→ REQUIRED ACTION
This exercise needs all of the entries set down again, exactly as they read.

→ INPUT FOR THIS TASK
◇ ◇ ◇
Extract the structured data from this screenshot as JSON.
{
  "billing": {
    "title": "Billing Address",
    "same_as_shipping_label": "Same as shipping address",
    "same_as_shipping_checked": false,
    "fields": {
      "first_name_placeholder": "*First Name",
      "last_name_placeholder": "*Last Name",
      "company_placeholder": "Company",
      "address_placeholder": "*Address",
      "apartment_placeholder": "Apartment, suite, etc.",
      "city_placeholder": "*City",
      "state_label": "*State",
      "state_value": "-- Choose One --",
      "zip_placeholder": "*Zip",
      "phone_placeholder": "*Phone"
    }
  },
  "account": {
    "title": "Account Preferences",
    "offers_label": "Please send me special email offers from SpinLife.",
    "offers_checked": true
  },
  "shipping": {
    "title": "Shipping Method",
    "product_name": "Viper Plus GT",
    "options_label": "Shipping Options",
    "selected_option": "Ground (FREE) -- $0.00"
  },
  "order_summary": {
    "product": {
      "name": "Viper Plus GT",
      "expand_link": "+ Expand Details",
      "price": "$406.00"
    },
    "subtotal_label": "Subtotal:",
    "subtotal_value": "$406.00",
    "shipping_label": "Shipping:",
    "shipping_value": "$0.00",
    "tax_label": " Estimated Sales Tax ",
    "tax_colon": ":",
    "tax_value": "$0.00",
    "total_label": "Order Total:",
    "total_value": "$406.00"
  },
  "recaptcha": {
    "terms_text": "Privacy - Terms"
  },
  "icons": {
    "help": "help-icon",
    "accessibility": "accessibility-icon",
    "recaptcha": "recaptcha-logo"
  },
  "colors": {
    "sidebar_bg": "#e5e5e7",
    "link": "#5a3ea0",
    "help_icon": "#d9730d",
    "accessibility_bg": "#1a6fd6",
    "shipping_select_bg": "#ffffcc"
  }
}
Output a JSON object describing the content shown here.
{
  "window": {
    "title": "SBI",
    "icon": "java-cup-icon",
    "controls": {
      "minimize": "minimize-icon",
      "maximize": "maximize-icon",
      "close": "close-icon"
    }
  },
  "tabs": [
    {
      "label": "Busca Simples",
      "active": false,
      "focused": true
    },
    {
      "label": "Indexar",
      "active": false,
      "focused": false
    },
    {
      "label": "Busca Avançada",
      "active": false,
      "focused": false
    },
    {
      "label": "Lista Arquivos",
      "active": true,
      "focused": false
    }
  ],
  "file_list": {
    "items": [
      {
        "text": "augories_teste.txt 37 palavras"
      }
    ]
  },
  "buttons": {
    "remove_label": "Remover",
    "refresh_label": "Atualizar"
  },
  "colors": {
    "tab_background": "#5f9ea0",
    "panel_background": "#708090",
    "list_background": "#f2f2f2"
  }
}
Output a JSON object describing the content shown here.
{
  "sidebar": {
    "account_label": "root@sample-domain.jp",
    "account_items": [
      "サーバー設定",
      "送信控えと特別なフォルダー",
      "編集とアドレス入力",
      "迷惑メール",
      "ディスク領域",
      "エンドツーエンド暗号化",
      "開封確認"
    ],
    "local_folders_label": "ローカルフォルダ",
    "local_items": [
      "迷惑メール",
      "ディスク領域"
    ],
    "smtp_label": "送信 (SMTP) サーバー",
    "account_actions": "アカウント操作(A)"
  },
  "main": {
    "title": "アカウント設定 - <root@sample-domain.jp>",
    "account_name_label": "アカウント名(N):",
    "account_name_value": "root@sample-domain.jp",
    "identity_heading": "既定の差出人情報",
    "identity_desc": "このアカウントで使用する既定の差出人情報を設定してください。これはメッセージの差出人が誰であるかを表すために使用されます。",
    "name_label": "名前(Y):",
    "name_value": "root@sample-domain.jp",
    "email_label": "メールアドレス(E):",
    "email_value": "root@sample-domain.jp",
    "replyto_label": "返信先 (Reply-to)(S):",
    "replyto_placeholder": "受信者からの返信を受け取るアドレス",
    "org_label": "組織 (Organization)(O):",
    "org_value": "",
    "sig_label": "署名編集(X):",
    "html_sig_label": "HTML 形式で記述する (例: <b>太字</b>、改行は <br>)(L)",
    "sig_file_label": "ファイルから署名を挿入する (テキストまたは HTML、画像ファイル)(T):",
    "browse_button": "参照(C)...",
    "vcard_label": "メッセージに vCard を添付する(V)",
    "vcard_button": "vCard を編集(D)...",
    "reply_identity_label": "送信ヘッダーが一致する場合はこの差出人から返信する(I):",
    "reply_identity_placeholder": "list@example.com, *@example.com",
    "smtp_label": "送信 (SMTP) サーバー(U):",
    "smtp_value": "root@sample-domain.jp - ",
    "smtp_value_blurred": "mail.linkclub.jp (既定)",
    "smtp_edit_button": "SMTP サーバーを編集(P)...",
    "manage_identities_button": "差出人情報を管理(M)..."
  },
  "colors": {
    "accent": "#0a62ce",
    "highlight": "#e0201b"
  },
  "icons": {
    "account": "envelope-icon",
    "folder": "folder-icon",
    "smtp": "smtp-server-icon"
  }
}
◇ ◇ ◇
→ RESULT BELOW
Extract the structured data from this screenshot as JSON.
{
  "billing": {
    "title": "Billing Address",
    "same_as_shipping_label": "Same as shipping address",
    "same_as_shipping_checked": false,
    "fields": {
      "first_name_placeholder": "*First Name",
      "last_name_placeholder": "*Last Name",
      "company_placeholder": "Company",
      "address_placeholder": "*Address",
      "apartment_placeholder": "Apartment, suite, etc.",
      "city_placeholder": "*City",
      "state_label": "*State",
      "state_value": "-- Choose One --",
      "zip_placeholder": "*Zip",
      "phone_placeholder": "*Phone"
    }
  },
  "account": {
    "title": "Account Preferences",
    "offers_label": "Please send me special email offers from SpinLife.",
    "offers_checked": true
  },
  "shipping": {
    "title": "Shipping Method",
    "product_name": "Viper Plus GT",
    "options_label": "Shipping Options",
    "selected_option": "Ground (FREE) -- $0.00"
  },
  "order_summary": {
    "product": {
      "name": "Viper Plus GT",
      "expand_link": "+ Expand Details",
      "price": "$406.00"
    },
    "subtotal_label": "Subtotal:",
    "subtotal_value": "$406.00",
    "shipping_label": "Shipping:",
    "shipping_value": "$0.00",
    "tax_label": " Estimated Sales Tax ",
    "tax_colon": ":",
    "tax_value": "$0.00",
    "total_label": "Order Total:",
    "total_value": "$406.00"
  },
  "recaptcha": {
    "terms_text": "Privacy - Terms"
  },
  "icons": {
    "help": "help-icon",
    "accessibility": "accessibility-icon",
    "recaptcha": "recaptcha-logo"
  },
  "colors": {
    "sidebar_bg": "#e5e5e7",
    "link": "#5a3ea0",
    "help_icon": "#d9730d",
    "accessibility_bg": "#1a6fd6",
    "shipping_select_bg": "#ffffcc"
  }
}
Output a JSON object describing the content shown here.
{
  "window": {
    "title": "SBI",
    "icon": "java-cup-icon",
    "controls": {
      "minimize": "minimize-icon",
      "maximize": "maximize-icon",
      "close": "close-icon"
    }
  },
  "tabs": [
    {
      "label": "Busca Simples",
      "active": false,
      "focused": true
    },
    {
      "label": "Indexar",
      "active": false,
      "focused": false
    },
    {
      "label": "Busca Avançada",
      "active": false,
      "focused": false
    },
    {
      "label": "Lista Arquivos",
      "active": true,
      "focused": false
    }
  ],
  "file_list": {
    "items": [
      {
        "text": "augories_teste.txt 37 palavras"
      }
    ]
  },
  "buttons": {
    "remove_label": "Remover",
    "refresh_label": "Atualizar"
  },
  "colors": {
    "tab_background": "#5f9ea0",
    "panel_background": "#708090",
    "list_background": "#f2f2f2"
  }
}
Output a JSON object describing the content shown here.
{
  "sidebar": {
    "account_label": "root@sample-domain.jp",
    "account_items": [
      "サーバー設定",
      "送信控えと特別なフォルダー",
      "編集とアドレス入力",
      "迷惑メール",
      "ディスク領域",
      "エンドツーエンド暗号化",
      "開封確認"
    ],
    "local_folders_label": "ローカルフォルダ",
    "local_items": [
      "迷惑メール",
      "ディスク領域"
    ],
    "smtp_label": "送信 (SMTP) サーバー",
    "account_actions": "アカウント操作(A)"
  },
  "main": {
    "title": "アカウント設定 - <root@sample-domain.jp>",
    "account_name_label": "アカウント名(N):",
    "account_name_value": "root@sample-domain.jp",
    "identity_heading": "既定の差出人情報",
    "identity_desc": "このアカウントで使用する既定の差出人情報を設定してください。これはメッセージの差出人が誰であるかを表すために使用されます。",
    "name_label": "名前(Y):",
    "name_value": "root@sample-domain.jp",
    "email_label": "メールアドレス(E):",
    "email_value": "root@sample-domain.jp",
    "replyto_label": "返信先 (Reply-to)(S):",
    "replyto_placeholder": "受信者からの返信を受け取るアドレス",
    "org_label": "組織 (Organization)(O):",
    "org_value": "",
    "sig_label": "署名編集(X):",
    "html_sig_label": "HTML 形式で記述する (例: <b>太字</b>、改行は <br>)(L)",
    "sig_file_label": "ファイルから署名を挿入する (テキストまたは HTML、画像ファイル)(T):",
    "browse_button": "参照(C)...",
    "vcard_label": "メッセージに vCard を添付する(V)",
    "vcard_button": "vCard を編集(D)...",
    "reply_identity_label": "送信ヘッダーが一致する場合はこの差出人から返信する(I):",
    "reply_identity_placeholder": "list@example.com, *@example.com",
    "smtp_label": "送信 (SMTP) サーバー(U):",
    "smtp_value": "root@sample-domain.jp - ",
    "smtp_value_blurred": "mail.linkclub.jp (既定)",
    "smtp_edit_button": "SMTP サーバーを編集(P)...",
    "manage_identities_button": "差出人情報を管理(M)..."
  },
  "colors": {
    "accent": "#0a62ce",
    "highlight": "#e0201b"
  },
  "icons": {
    "account": "envelope-icon",
    "folder": "folder-icon",
    "smtp": "smtp-server-icon"
  }
}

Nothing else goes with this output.